The Balearic government's environmental health service has given its support to Bunyola town hall's attempts to control stray cats. The local authority acted after residents complained that colonies of cats were taking over public areas and, in particular, the play areas at the Mestre Colom primary school.
The colony in the vicinity of the school, which was authorised by the town hall, has an "excessive number of animals", according to a report from the environmental health service. There is reference to the health risk to pupils and residents posed by animals in play areas as well as on private property. This is due to "the possibility of transmission of certain diseases as well as the resultant unhealthy conditions and inconvenience caused".
This particular colony, the report adds, "does not appear to be subject to any type of veterinary or sanitary control and nor is the sterilisation of all the animals guaranteed". The environmental health service is therefore urging the town hall to initiate the pertinent corrective actions and "to limit and control the total number of animals in the colony and to remove excess animals". It is also urging the town hall to relocate the colony away from the school, to clean and disinfect it regularly and to ensure there is veterinary control.

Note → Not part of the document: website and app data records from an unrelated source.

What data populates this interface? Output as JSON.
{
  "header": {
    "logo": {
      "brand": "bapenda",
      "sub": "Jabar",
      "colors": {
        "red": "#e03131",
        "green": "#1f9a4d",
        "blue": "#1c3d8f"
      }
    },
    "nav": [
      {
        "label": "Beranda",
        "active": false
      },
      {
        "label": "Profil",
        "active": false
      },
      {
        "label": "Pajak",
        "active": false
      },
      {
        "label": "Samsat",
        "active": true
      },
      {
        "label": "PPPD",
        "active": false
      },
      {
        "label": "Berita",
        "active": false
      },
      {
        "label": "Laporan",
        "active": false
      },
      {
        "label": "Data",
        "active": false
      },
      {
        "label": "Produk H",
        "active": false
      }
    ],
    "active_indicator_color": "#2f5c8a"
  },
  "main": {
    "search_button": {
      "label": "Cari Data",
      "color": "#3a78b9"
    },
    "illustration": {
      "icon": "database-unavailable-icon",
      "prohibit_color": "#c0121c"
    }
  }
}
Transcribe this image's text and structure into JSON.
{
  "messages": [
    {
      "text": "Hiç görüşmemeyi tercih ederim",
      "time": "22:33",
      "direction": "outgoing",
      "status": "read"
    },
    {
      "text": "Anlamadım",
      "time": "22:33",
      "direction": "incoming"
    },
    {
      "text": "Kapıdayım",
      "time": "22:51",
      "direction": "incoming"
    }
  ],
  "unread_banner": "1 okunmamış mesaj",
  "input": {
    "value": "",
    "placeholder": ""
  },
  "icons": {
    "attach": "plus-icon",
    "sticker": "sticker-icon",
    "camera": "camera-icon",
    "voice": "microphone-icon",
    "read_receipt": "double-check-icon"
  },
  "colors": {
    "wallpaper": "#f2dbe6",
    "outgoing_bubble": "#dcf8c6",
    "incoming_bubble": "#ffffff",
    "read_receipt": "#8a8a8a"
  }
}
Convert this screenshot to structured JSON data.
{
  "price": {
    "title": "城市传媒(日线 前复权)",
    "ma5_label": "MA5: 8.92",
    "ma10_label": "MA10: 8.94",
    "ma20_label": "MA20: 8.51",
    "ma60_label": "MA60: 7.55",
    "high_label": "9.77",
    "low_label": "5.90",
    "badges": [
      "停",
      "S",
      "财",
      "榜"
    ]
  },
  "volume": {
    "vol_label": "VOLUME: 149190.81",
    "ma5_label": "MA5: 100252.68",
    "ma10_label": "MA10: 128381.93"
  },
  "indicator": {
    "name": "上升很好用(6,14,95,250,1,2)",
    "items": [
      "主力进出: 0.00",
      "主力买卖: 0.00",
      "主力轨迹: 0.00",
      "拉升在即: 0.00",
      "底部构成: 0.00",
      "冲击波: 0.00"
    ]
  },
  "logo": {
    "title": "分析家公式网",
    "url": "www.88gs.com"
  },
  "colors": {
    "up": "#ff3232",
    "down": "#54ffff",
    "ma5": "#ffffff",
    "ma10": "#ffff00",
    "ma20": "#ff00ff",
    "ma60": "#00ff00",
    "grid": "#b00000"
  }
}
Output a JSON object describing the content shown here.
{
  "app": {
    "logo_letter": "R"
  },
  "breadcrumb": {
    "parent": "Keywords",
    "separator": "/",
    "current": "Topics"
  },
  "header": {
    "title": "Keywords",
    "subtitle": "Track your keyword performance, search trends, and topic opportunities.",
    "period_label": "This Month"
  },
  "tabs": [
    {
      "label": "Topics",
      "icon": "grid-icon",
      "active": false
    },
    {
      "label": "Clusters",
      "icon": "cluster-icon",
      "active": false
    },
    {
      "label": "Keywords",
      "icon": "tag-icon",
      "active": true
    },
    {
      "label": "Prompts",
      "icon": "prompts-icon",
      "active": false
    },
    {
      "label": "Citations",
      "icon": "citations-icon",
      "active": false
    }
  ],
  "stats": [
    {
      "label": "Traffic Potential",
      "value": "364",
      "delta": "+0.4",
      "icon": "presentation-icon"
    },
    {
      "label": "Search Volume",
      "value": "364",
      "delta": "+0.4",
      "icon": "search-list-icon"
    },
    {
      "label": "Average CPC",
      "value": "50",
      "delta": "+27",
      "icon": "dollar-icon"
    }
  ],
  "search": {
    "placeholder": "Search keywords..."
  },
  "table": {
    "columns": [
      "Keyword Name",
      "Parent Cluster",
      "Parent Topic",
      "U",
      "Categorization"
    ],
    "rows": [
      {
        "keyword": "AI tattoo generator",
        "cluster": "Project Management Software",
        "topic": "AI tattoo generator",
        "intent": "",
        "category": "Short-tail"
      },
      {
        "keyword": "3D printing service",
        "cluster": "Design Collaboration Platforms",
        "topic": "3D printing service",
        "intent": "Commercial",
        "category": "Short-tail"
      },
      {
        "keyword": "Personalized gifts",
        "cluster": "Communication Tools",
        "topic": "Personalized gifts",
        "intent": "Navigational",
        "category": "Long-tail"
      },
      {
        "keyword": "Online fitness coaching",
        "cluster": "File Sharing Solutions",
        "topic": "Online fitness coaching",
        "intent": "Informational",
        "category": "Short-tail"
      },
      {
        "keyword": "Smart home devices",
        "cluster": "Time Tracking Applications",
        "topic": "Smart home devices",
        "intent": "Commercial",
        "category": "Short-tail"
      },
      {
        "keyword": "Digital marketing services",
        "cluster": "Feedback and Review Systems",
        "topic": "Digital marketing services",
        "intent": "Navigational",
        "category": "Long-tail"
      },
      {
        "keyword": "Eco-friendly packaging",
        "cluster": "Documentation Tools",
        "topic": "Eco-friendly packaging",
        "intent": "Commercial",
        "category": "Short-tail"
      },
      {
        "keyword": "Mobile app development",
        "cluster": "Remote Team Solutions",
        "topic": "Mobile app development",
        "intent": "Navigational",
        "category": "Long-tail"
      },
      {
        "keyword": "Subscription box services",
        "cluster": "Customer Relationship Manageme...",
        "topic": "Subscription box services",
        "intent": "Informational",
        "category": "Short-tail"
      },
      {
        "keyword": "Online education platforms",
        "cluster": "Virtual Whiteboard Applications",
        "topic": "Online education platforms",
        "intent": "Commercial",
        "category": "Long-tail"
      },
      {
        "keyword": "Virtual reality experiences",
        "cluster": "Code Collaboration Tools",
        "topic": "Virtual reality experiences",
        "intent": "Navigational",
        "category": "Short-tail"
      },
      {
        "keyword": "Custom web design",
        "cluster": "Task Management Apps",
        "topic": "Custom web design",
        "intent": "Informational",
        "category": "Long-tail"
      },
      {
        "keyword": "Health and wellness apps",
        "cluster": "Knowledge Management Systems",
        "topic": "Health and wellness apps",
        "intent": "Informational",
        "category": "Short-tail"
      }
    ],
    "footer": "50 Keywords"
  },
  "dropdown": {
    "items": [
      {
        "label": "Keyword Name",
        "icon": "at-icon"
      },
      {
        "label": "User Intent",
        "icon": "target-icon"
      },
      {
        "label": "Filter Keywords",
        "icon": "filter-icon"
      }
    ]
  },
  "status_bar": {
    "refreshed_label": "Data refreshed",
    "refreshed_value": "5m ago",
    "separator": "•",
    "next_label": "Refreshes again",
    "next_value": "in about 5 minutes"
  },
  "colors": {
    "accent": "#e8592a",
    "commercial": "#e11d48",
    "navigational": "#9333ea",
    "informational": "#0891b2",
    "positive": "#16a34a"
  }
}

These are measures that the town hall had started to implement before receiving the endorsement of the environmental health service report, and they are ones that have caused an outcry among animal rights groups in Bunyola, who accuse the mayor, Andreu Bujosa, and deputy mayor, Sandra Llop, of having instructed Natura Parc (in Santa Eugenia) to hunt and put down cats after having previously ordered their sterilisation. "For a town hall to spend taxpayer money on sterilising cats and then spend more on hiring Natura Parc to slaughter these same cats is wasteful and nonsensical," states the Moixos, Moixons i Moixonies association.